======== Supplied entries ========

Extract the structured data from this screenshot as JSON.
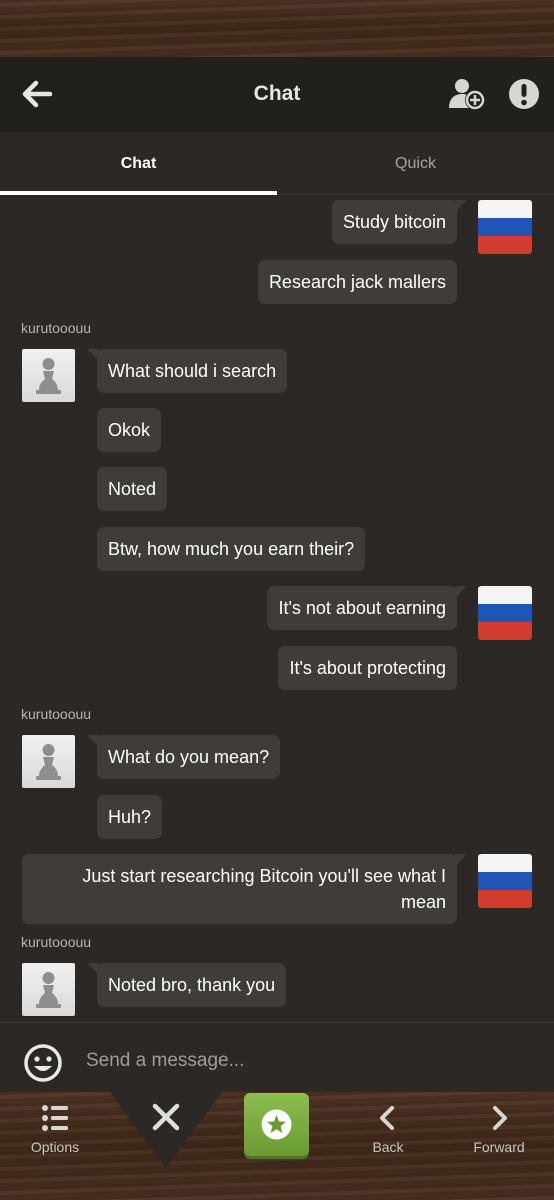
{
  "header": {
    "title": "Chat",
    "back_icon": "arrow-left-icon",
    "add_friend_icon": "add-friend-icon",
    "report_icon": "alert-icon"
  },
  "tabs": [
    {
      "label": "Chat",
      "active": true
    },
    {
      "label": "Quick",
      "active": false
    }
  ],
  "conversation": {
    "other_username": "kurutooouu",
    "messages": [
      {
        "from": "me",
        "text": "Study bitcoin"
      },
      {
        "from": "me",
        "text": "Research jack mallers"
      },
      {
        "from": "them",
        "text": "What should i search"
      },
      {
        "from": "them",
        "text": "Okok"
      },
      {
        "from": "them",
        "text": "Noted"
      },
      {
        "from": "them",
        "text": "Btw, how much you earn their?"
      },
      {
        "from": "me",
        "text": "It's not about earning"
      },
      {
        "from": "me",
        "text": "It's about protecting"
      },
      {
        "from": "them",
        "text": "What do you mean?"
      },
      {
        "from": "them",
        "text": "Huh?"
      },
      {
        "from": "me",
        "text": "Just start researching Bitcoin you'll see what I mean"
      },
      {
        "from": "them",
        "text": "Noted bro, thank you"
      }
    ]
  },
  "input": {
    "placeholder": "Send a message..."
  },
  "toolbar": {
    "options_label": "Options",
    "back_label": "Back",
    "forward_label": "Forward"
  },
  "colors": {
    "background": "#2b2825",
    "header": "#22201d",
    "bubble": "#403d39",
    "accent_green": "#7fb044",
    "flag_white": "#f4f4f4",
    "flag_blue": "#1f56b5",
    "flag_red": "#d23b2e"
  }
}
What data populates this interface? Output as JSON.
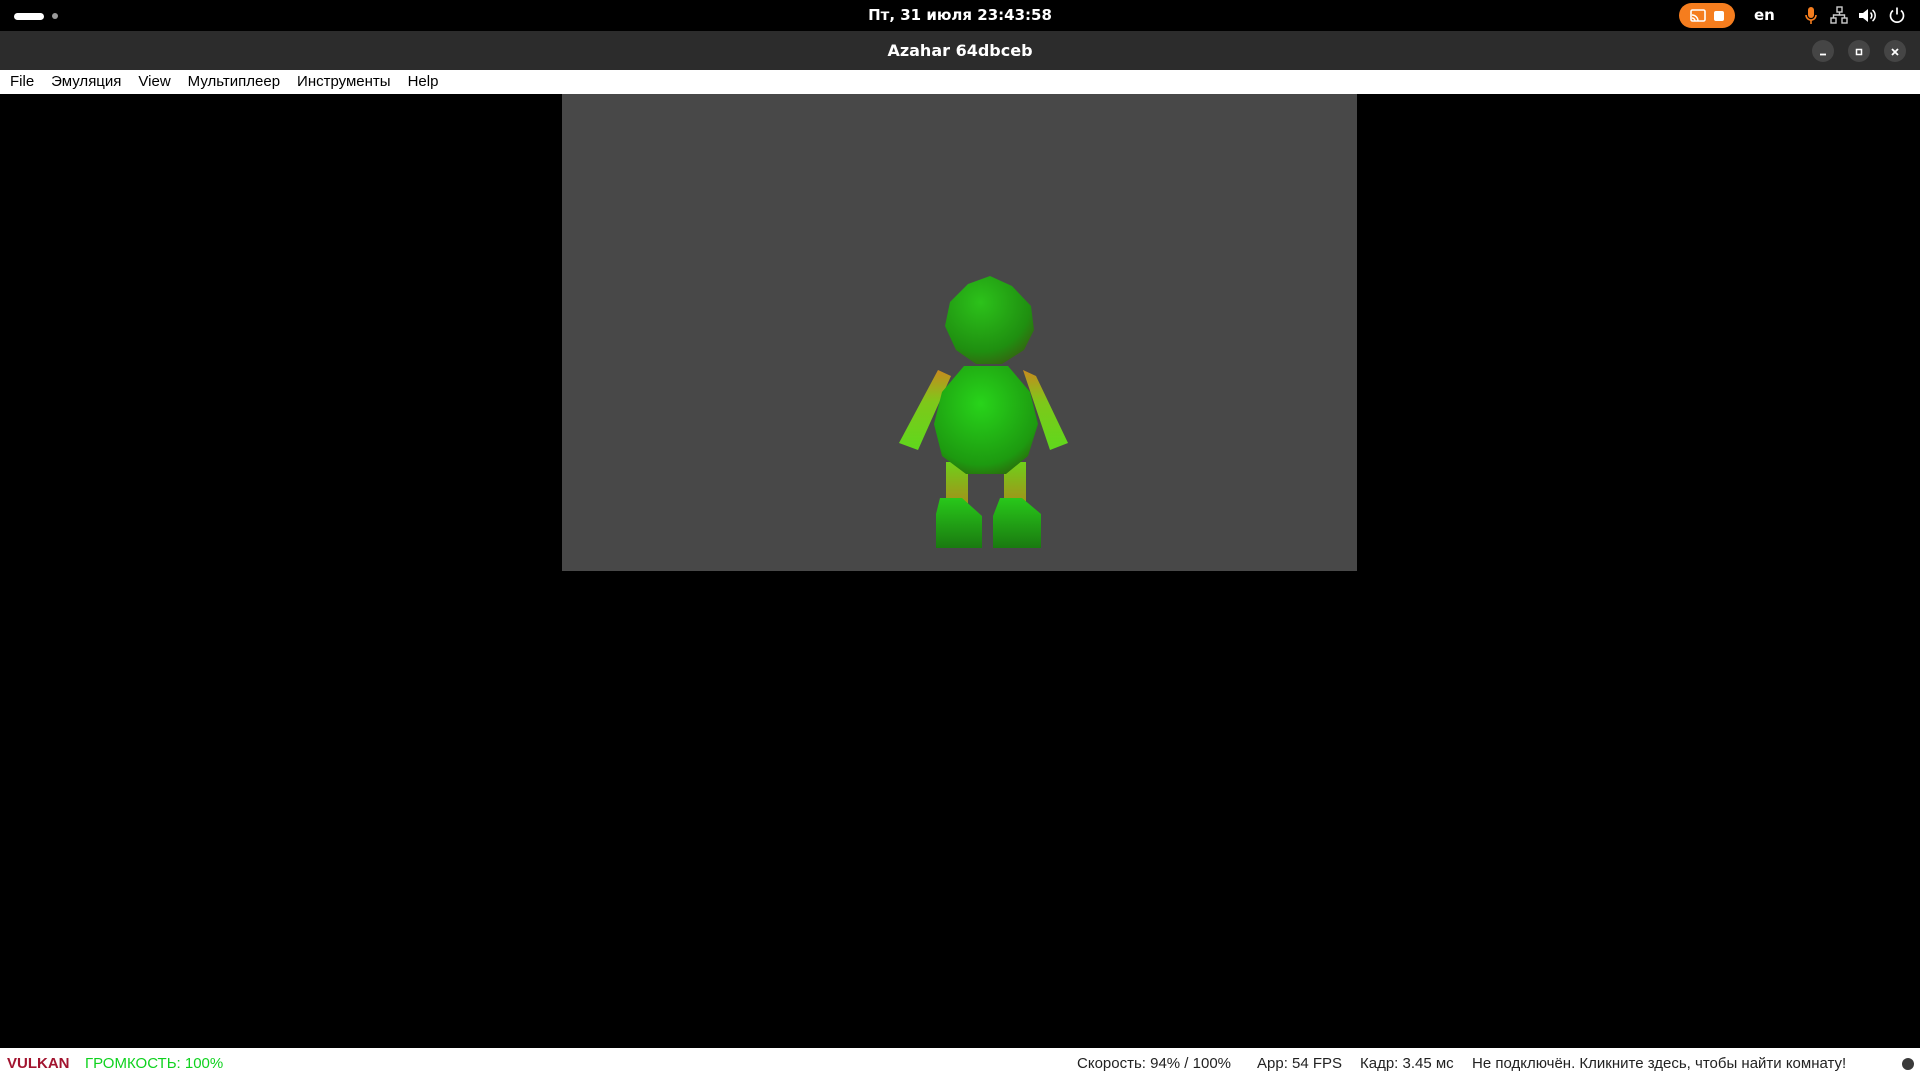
{
  "topbar": {
    "datetime": "Пт, 31 июля  23:43:58",
    "language": "en",
    "recording_color": "#f57d1e",
    "icons": [
      "screencast-icon",
      "stop-icon",
      "microphone-icon",
      "network-icon",
      "volume-icon",
      "power-icon"
    ]
  },
  "window": {
    "title": "Azahar 64dbceb"
  },
  "menu": {
    "items": [
      "File",
      "Эмуляция",
      "View",
      "Мультиплеер",
      "Инструменты",
      "Help"
    ]
  },
  "status": {
    "graphics_api": "VULKAN",
    "volume": "ГРОМКОСТЬ: 100%",
    "speed": "Скорость: 94% / 100%",
    "fps": "App: 54 FPS",
    "frame_time": "Кадр: 3.45 мс",
    "network": "Не подключён. Кликните здесь, чтобы найти комнату!",
    "api_color": "#a2142f",
    "volume_color": "#0fd21e"
  },
  "colors": {
    "screen_bg": "#484848",
    "character_green": "#22b714"
  }
}
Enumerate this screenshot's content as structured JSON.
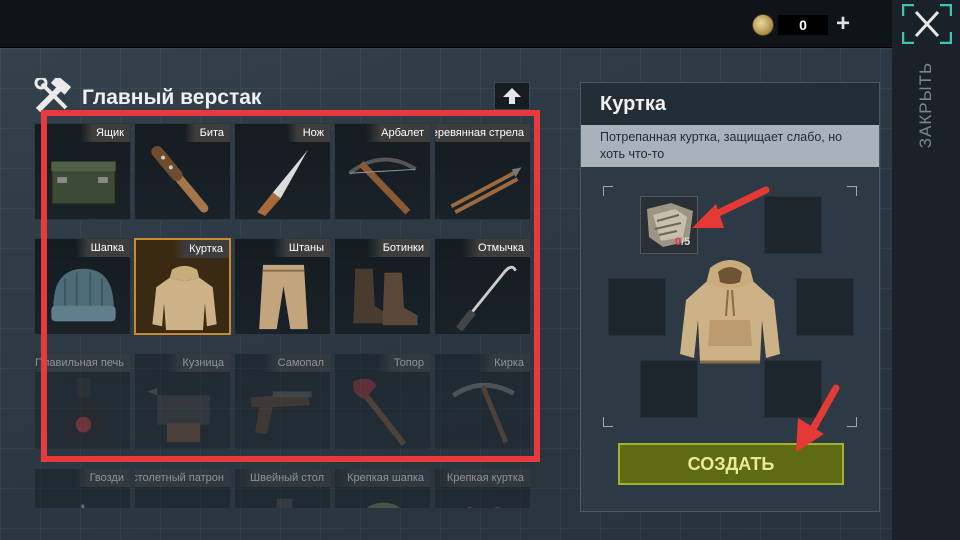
{
  "currency": {
    "amount": "0",
    "plus_label": "+"
  },
  "close_label": "ЗАКРЫТЬ",
  "workbench": {
    "title": "Главный верстак"
  },
  "items": [
    {
      "label": "Ящик",
      "icon": "crate-icon",
      "state": "available"
    },
    {
      "label": "Бита",
      "icon": "bat-icon",
      "state": "available"
    },
    {
      "label": "Нож",
      "icon": "knife-icon",
      "state": "available"
    },
    {
      "label": "Арбалет",
      "icon": "crossbow-icon",
      "state": "available"
    },
    {
      "label": "Деревянная стрела",
      "icon": "arrows-icon",
      "state": "available"
    },
    {
      "label": "Шапка",
      "icon": "beanie-icon",
      "state": "available"
    },
    {
      "label": "Куртка",
      "icon": "jacket-icon",
      "state": "selected"
    },
    {
      "label": "Штаны",
      "icon": "pants-icon",
      "state": "available"
    },
    {
      "label": "Ботинки",
      "icon": "boots-icon",
      "state": "available"
    },
    {
      "label": "Отмычка",
      "icon": "lockpick-icon",
      "state": "available"
    },
    {
      "label": "Плавильная печь",
      "icon": "furnace-icon",
      "state": "locked"
    },
    {
      "label": "Кузница",
      "icon": "forge-icon",
      "state": "locked"
    },
    {
      "label": "Самопал",
      "icon": "pistol-icon",
      "state": "locked"
    },
    {
      "label": "Топор",
      "icon": "axe-icon",
      "state": "locked"
    },
    {
      "label": "Кирка",
      "icon": "pickaxe-icon",
      "state": "locked"
    },
    {
      "label": "Гвозди",
      "icon": "nails-icon",
      "state": "locked"
    },
    {
      "label": "Пистолетный патрон",
      "icon": "bullet-icon",
      "state": "locked"
    },
    {
      "label": "Швейный стол",
      "icon": "sewing-table-icon",
      "state": "locked"
    },
    {
      "label": "Крепкая шапка",
      "icon": "strong-hat-icon",
      "state": "locked"
    },
    {
      "label": "Крепкая куртка",
      "icon": "strong-jacket-icon",
      "state": "locked"
    }
  ],
  "detail": {
    "title": "Куртка",
    "description": "Потрепанная куртка, защищает слабо, но хоть что-то",
    "requirement": {
      "icon": "cloth-rags-icon",
      "have": "0",
      "need": "/5"
    },
    "result_icon": "jacket-icon",
    "create_label": "СОЗДАТЬ"
  },
  "colors": {
    "highlight": "#e83a3a",
    "create_button": "#5f6a14",
    "create_border": "#a8b229",
    "selected_border": "#c88a2c",
    "missing_count": "#e03a3a"
  }
}
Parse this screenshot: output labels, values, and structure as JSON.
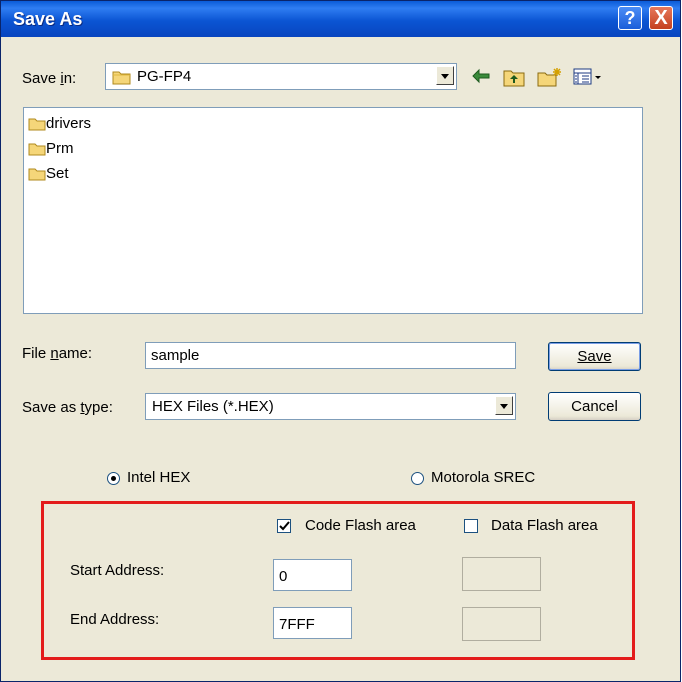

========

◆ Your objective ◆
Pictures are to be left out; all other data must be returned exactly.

◆ Response area ◆
Extract the structured data from this screenshot as JSON.
{
  "header": {
    "title": "Chat",
    "back_icon": "arrow-left-icon",
    "add_friend_icon": "add-friend-icon",
    "report_icon": "alert-icon"
  },
  "tabs": [
    {
      "label": "Chat",
      "active": true
    },
    {
      "label": "Quick",
      "active": false
    }
  ],
  "conversation": {
    "other_username": "kurutooouu",
    "messages": [
      {
        "from": "me",
        "text": "Study bitcoin"
      },
      {
        "from": "me",
        "text": "Research jack mallers"
      },
      {
        "from": "them",
        "text": "What should i search"
      },
      {
        "from": "them",
        "text": "Okok"
      },
      {
        "from": "them",
        "text": "Noted"
      },
      {
        "from": "them",
        "text": "Btw, how much you earn their?"
      },
      {
        "from": "me",
        "text": "It's not about earning"
      },
      {
        "from": "me",
        "text": "It's about protecting"
      },
      {
        "from": "them",
        "text": "What do you mean?"
      },
      {
        "from": "them",
        "text": "Huh?"
      },
      {
        "from": "me",
        "text": "Just start researching Bitcoin you'll see what I mean"
      },
      {
        "from": "them",
        "text": "Noted bro, thank you"
      }
    ]
  },
  "input": {
    "placeholder": "Send a message..."
  },
  "toolbar": {
    "options_label": "Options",
    "back_label": "Back",
    "forward_label": "Forward"
  },
  "colors": {
    "background": "#2b2825",
    "header": "#22201d",
    "bubble": "#403d39",
    "accent_green": "#7fb044",
    "flag_white": "#f4f4f4",
    "flag_blue": "#1f56b5",
    "flag_red": "#d23b2e"
  }
}
What data populates this interface? Output as JSON.
{
  "topbar": {
    "datetime": "Пт, 31 июля  23:43:58",
    "language": "en",
    "recording_color": "#f57d1e",
    "icons": [
      "screencast-icon",
      "stop-icon",
      "microphone-icon",
      "network-icon",
      "volume-icon",
      "power-icon"
    ]
  },
  "window": {
    "title": "Azahar 64dbceb"
  },
  "menu": {
    "items": [
      "File",
      "Эмуляция",
      "View",
      "Мультиплеер",
      "Инструменты",
      "Help"
    ]
  },
  "status": {
    "graphics_api": "VULKAN",
    "volume": "ГРОМКОСТЬ: 100%",
    "speed": "Скорость: 94% / 100%",
    "fps": "App: 54 FPS",
    "frame_time": "Кадр: 3.45 мс",
    "network": "Не подключён. Кликните здесь, чтобы найти комнату!",
    "api_color": "#a2142f",
    "volume_color": "#0fd21e"
  },
  "colors": {
    "screen_bg": "#484848",
    "character_green": "#22b714"
  }
}
Enumerate this screenshot's content as structured JSON.
{
  "currency": {
    "amount": "0",
    "plus_label": "+"
  },
  "close_label": "ЗАКРЫТЬ",
  "workbench": {
    "title": "Главный верстак"
  },
  "items": [
    {
      "label": "Ящик",
      "icon": "crate-icon",
      "state": "available"
    },
    {
      "label": "Бита",
      "icon": "bat-icon",
      "state": "available"
    },
    {
      "label": "Нож",
      "icon": "knife-icon",
      "state": "available"
    },
    {
      "label": "Арбалет",
      "icon": "crossbow-icon",
      "state": "available"
    },
    {
      "label": "Деревянная стрела",
      "icon": "arrows-icon",
      "state": "available"
    },
    {
      "label": "Шапка",
      "icon": "beanie-icon",
      "state": "available"
    },
    {
      "label": "Куртка",
      "icon": "jacket-icon",
      "state": "selected"
    },
    {
      "label": "Штаны",
      "icon": "pants-icon",
      "state": "available"
    },
    {
      "label": "Ботинки",
      "icon": "boots-icon",
      "state": "available"
    },
    {
      "label": "Отмычка",
      "icon": "lockpick-icon",
      "state": "available"
    },
    {
      "label": "Плавильная печь",
      "icon": "furnace-icon",
      "state": "locked"
    },
    {
      "label": "Кузница",
      "icon": "forge-icon",
      "state": "locked"
    },
    {
      "label": "Самопал",
      "icon": "pistol-icon",
      "state": "locked"
    },
    {
      "label": "Топор",
      "icon": "axe-icon",
      "state": "locked"
    },
    {
      "label": "Кирка",
      "icon": "pickaxe-icon",
      "state": "locked"
    },
    {
      "label": "Гвозди",
      "icon": "nails-icon",
      "state": "locked"
    },
    {
      "label": "Пистолетный патрон",
      "icon": "bullet-icon",
      "state": "locked"
    },
    {
      "label": "Швейный стол",
      "icon": "sewing-table-icon",
      "state": "locked"
    },
    {
      "label": "Крепкая шапка",
      "icon": "strong-hat-icon",
      "state": "locked"
    },
    {
      "label": "Крепкая куртка",
      "icon": "strong-jacket-icon",
      "state": "locked"
    }
  ],
  "detail": {
    "title": "Куртка",
    "description": "Потрепанная куртка, защищает слабо, но хоть что-то",
    "requirement": {
      "icon": "cloth-rags-icon",
      "have": "0",
      "need": "/5"
    },
    "result_icon": "jacket-icon",
    "create_label": "СОЗДАТЬ"
  },
  "colors": {
    "highlight": "#e83a3a",
    "create_button": "#5f6a14",
    "create_border": "#a8b229",
    "selected_border": "#c88a2c",
    "missing_count": "#e03a3a"
  }
}
Parse this screenshot: output labels, values, and structure as JSON.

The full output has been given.